I always thought I was unique, but there are other people out there who have experienced what I have.
My dad was career Army. I was born into the military way of life. When my dad retired, I was 16, about to be a junior in high school.
The fact that we were moving, again, was nothing new to me. However, moving to an area where the teens had grown up together, and formed friendship back as early as they could talk, was definitely new to me.
As A BRAT you learned not to form close friendships, because we all knew we would be moving and after the first couple of moves that tore your heart out, you just learned not to have close relationships.

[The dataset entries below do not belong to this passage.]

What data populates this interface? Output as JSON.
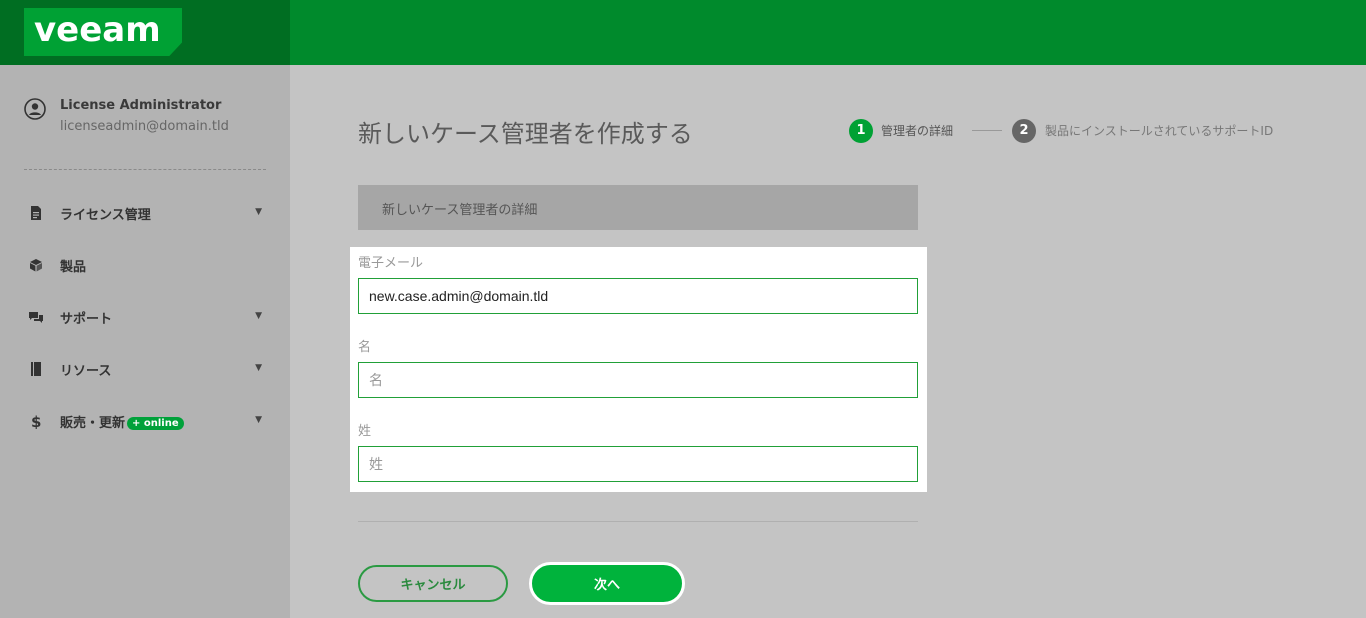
{
  "brand": {
    "logo_text": "veeam",
    "accent": "#00a134",
    "topbar_color": "#008a2c"
  },
  "user": {
    "name": "License Administrator",
    "email": "licenseadmin@domain.tld",
    "icon": "user-circle-icon"
  },
  "nav": {
    "items": [
      {
        "label": "ライセンス管理",
        "icon": "document-icon",
        "has_caret": true
      },
      {
        "label": "製品",
        "icon": "cube-icon",
        "has_caret": false
      },
      {
        "label": "サポート",
        "icon": "chat-bubbles-icon",
        "has_caret": true
      },
      {
        "label": "リソース",
        "icon": "book-icon",
        "has_caret": true
      },
      {
        "label": "販売・更新",
        "badge": "+ online",
        "icon": "dollar-icon",
        "has_caret": true
      }
    ],
    "caret": "▼"
  },
  "page": {
    "title": "新しいケース管理者を作成する"
  },
  "steps": [
    {
      "number": "1",
      "label": "管理者の詳細",
      "active": true
    },
    {
      "number": "2",
      "label": "製品にインストールされているサポートID",
      "active": false
    }
  ],
  "section": {
    "header": "新しいケース管理者の詳細"
  },
  "form": {
    "email": {
      "label": "電子メール",
      "value": "new.case.admin@domain.tld"
    },
    "first_name": {
      "label": "名",
      "placeholder": "名",
      "value": ""
    },
    "last_name": {
      "label": "姓",
      "placeholder": "姓",
      "value": ""
    }
  },
  "buttons": {
    "cancel": "キャンセル",
    "next": "次へ"
  }
}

Of course we had friends, but we always knew the friendship would end, so we kept everyone at a comfortable distance so good-byes were easier to handle. Trying to “break in” to a clique of friends who had been together their entire lives was not an easy task.
I was luckier than some. We had lived in this town a couple of times, during my dad’s deployments, so I had a few people I knew and who welcomed me into their circle of friends. Not all BRATS are that blessed.

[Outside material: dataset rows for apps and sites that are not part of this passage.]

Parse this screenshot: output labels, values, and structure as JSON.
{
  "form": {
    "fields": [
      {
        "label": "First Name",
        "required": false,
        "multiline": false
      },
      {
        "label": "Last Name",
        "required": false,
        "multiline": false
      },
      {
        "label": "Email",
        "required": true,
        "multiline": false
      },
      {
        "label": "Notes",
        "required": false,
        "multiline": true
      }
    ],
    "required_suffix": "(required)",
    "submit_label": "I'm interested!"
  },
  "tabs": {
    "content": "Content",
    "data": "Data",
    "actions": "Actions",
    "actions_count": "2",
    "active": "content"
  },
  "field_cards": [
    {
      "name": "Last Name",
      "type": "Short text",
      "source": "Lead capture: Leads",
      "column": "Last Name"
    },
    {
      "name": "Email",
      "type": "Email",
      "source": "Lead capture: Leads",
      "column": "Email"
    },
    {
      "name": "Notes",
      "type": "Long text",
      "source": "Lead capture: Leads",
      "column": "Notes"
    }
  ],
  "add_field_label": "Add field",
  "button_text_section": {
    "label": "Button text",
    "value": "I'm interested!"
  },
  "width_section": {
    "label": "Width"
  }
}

After high school, I moved to the big city (so to speak) where there was constantly a flow of people coming and going. I continued to be very reserved about friendships. I formed a couple that I still have, even though we are now many states away from each other.

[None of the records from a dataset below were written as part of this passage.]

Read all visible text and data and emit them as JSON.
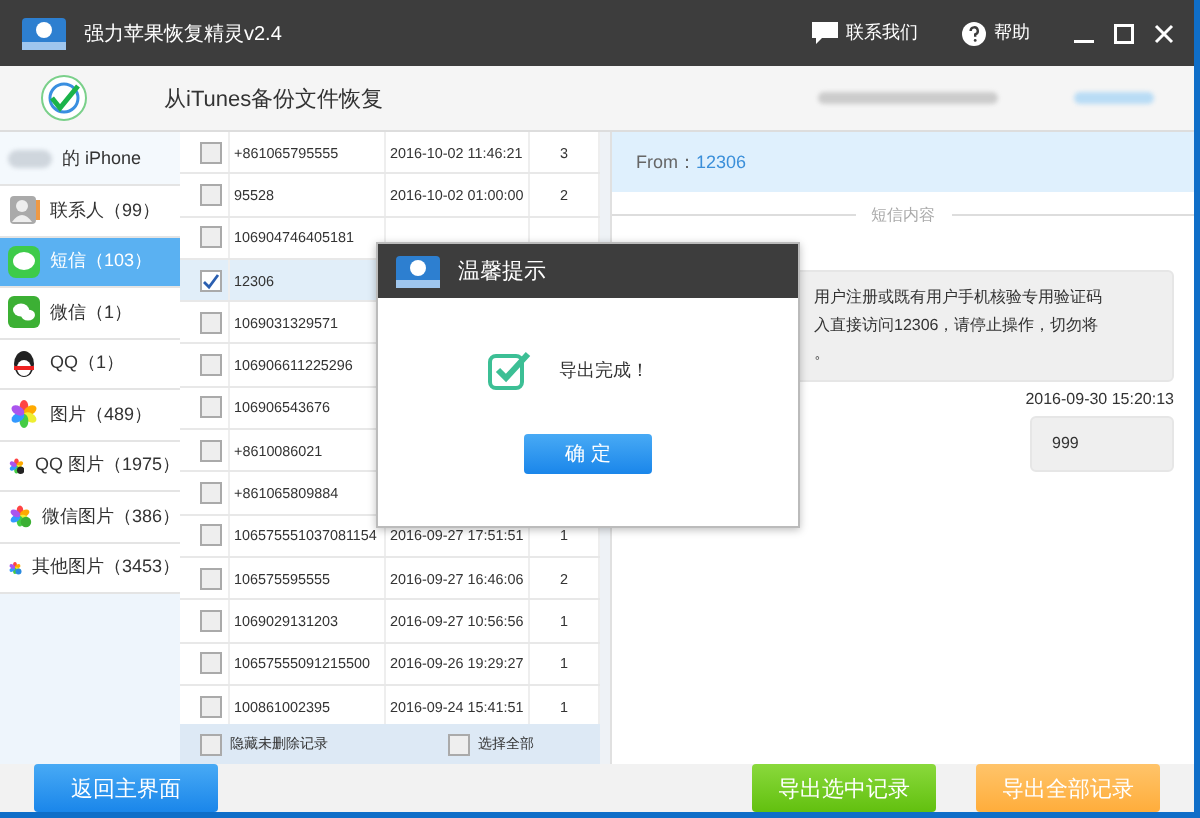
{
  "window": {
    "title": "强力苹果恢复精灵v2.4",
    "links": [
      "联系我们",
      "帮助"
    ]
  },
  "header": {
    "title": "从iTunes备份文件恢复"
  },
  "sidebar": {
    "items": [
      {
        "kind": "device",
        "label": "的 iPhone",
        "selected": false
      },
      {
        "kind": "contacts",
        "label": "联系人（99）",
        "selected": false
      },
      {
        "kind": "sms",
        "label": "短信（103）",
        "selected": true
      },
      {
        "kind": "wechat",
        "label": "微信（1）",
        "selected": false
      },
      {
        "kind": "qq",
        "label": "QQ（1）",
        "selected": false
      },
      {
        "kind": "photos",
        "label": "图片（489）",
        "selected": false
      },
      {
        "kind": "qq_photos",
        "label": "QQ 图片（1975）",
        "selected": false
      },
      {
        "kind": "wechat_photos",
        "label": "微信图片（386）",
        "selected": false
      },
      {
        "kind": "other_photos",
        "label": "其他图片（3453）",
        "selected": false
      }
    ]
  },
  "table": {
    "rows": [
      {
        "checked": false,
        "selected": false,
        "number": "+861065795555",
        "date": "2016-10-02 11:46:21",
        "count": "3"
      },
      {
        "checked": false,
        "selected": false,
        "number": "95528",
        "date": "2016-10-02 01:00:00",
        "count": "2"
      },
      {
        "checked": false,
        "selected": false,
        "number": "106904746405181"
      },
      {
        "checked": true,
        "selected": true,
        "number": "12306"
      },
      {
        "checked": false,
        "selected": false,
        "number": "1069031329571"
      },
      {
        "checked": false,
        "selected": false,
        "number": "106906611225296"
      },
      {
        "checked": false,
        "selected": false,
        "number": "106906543676"
      },
      {
        "checked": false,
        "selected": false,
        "number": "+8610086021"
      },
      {
        "checked": false,
        "selected": false,
        "number": "+861065809884"
      },
      {
        "checked": false,
        "selected": false,
        "number": "106575551037081154",
        "date": "2016-09-27 17:51:51",
        "count": "1"
      },
      {
        "checked": false,
        "selected": false,
        "number": "106575595555",
        "date": "2016-09-27 16:46:06",
        "count": "2"
      },
      {
        "checked": false,
        "selected": false,
        "number": "1069029131203",
        "date": "2016-09-27 10:56:56",
        "count": "1"
      },
      {
        "checked": false,
        "selected": false,
        "number": "10657555091215500",
        "date": "2016-09-26 19:29:27",
        "count": "1"
      },
      {
        "checked": false,
        "selected": false,
        "number": "100861002395",
        "date": "2016-09-24 15:41:51",
        "count": "1"
      }
    ],
    "footer": [
      {
        "label": "隐藏未删除记录",
        "checked": false
      },
      {
        "label": "选择全部",
        "checked": false
      }
    ]
  },
  "detail": {
    "from_label": "From：",
    "from_value": "12306",
    "divider": "短信内容",
    "messages": [
      {
        "kind": "received",
        "lines": [
          "用户注册或既有用户手机核验专用验证码",
          "入直接访问12306，请停止操作，切勿将",
          "。"
        ]
      },
      {
        "kind": "sent",
        "time": "2016-09-30 15:20:13",
        "lines": [
          "999"
        ]
      }
    ]
  },
  "buttons": {
    "back": "返回主界面",
    "export_selected": "导出选中记录",
    "export_all": "导出全部记录"
  },
  "dialog": {
    "title": "温馨提示",
    "message": "导出完成！",
    "ok": "确 定"
  }
}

I married a “corporate” man. Who knew that companies moved their executives as much as the military did?! We are the perfect match. When he would say, “I’m being transferred.” I was okay with that. I often remind him how lucky he is to have married me. I know plenty of women who would respond with, “I’m not moving.”
The longest we lived anywhere (before our last move) was 4.5 years, with the shortest being not quite a year. We lived in Roanoke, VA for eight years and I thought that was it – but no. We moved to the Raleigh, NC area almost a year ago.
You are asking yourself why I am telling you all this, right?
Here’s your answer…
We recently attended the USO-N.C. annual gala. Kris Kristofferson was one of the presenters. Did you know his father was an Air Force general?! I had no idea. Anyway, he talked about his movie “Brats, our journey home” and I knew I had to check it out.
The trailer blew me away.
When people ask me where I’m from, I always struggle with an answer. I usually say, “My dad was in the Army so I don’t claim to be from anywhere, but my family is all in Vermont.” I’ve never asked anyone where they were from and had that answer as their response.
In the trailer, THREE people had a similar answer. Wow! I had to buy the movie. The movie brought back some good memories, but it also made me realize there are many BRATS out there, just like me, who now live in the civilian world.
We have been at war for over a decade.
There will be many more BRATS having to adjust to life outside of the structure of the military, as our armed forces downsize. What this movie showed me is that I am part of a community and there are many people out there trying to connect with other BRATS.
The more I poked around the internet, the more I found groups and websites by, and for, BRATS. How cool is that?! The movie gave a bunch of links, if you have a desire to look into it.
If you are a BRAT, you are not alone. Reach out to another BRAT.
If you are a military family, check out the movie and understand what your children may be experiencing.
If you are a civilian and wonder what it’s like to live a military life, check out the movie – it’s an eye opener for sure.
One side note – not everyone was abused, as mentioned by a couple of people. I would think that most BRATS look back on their life with pride and a smile.
*Pam is a certified Stress Management Coach, working with military families, to encourage their hopes for the future*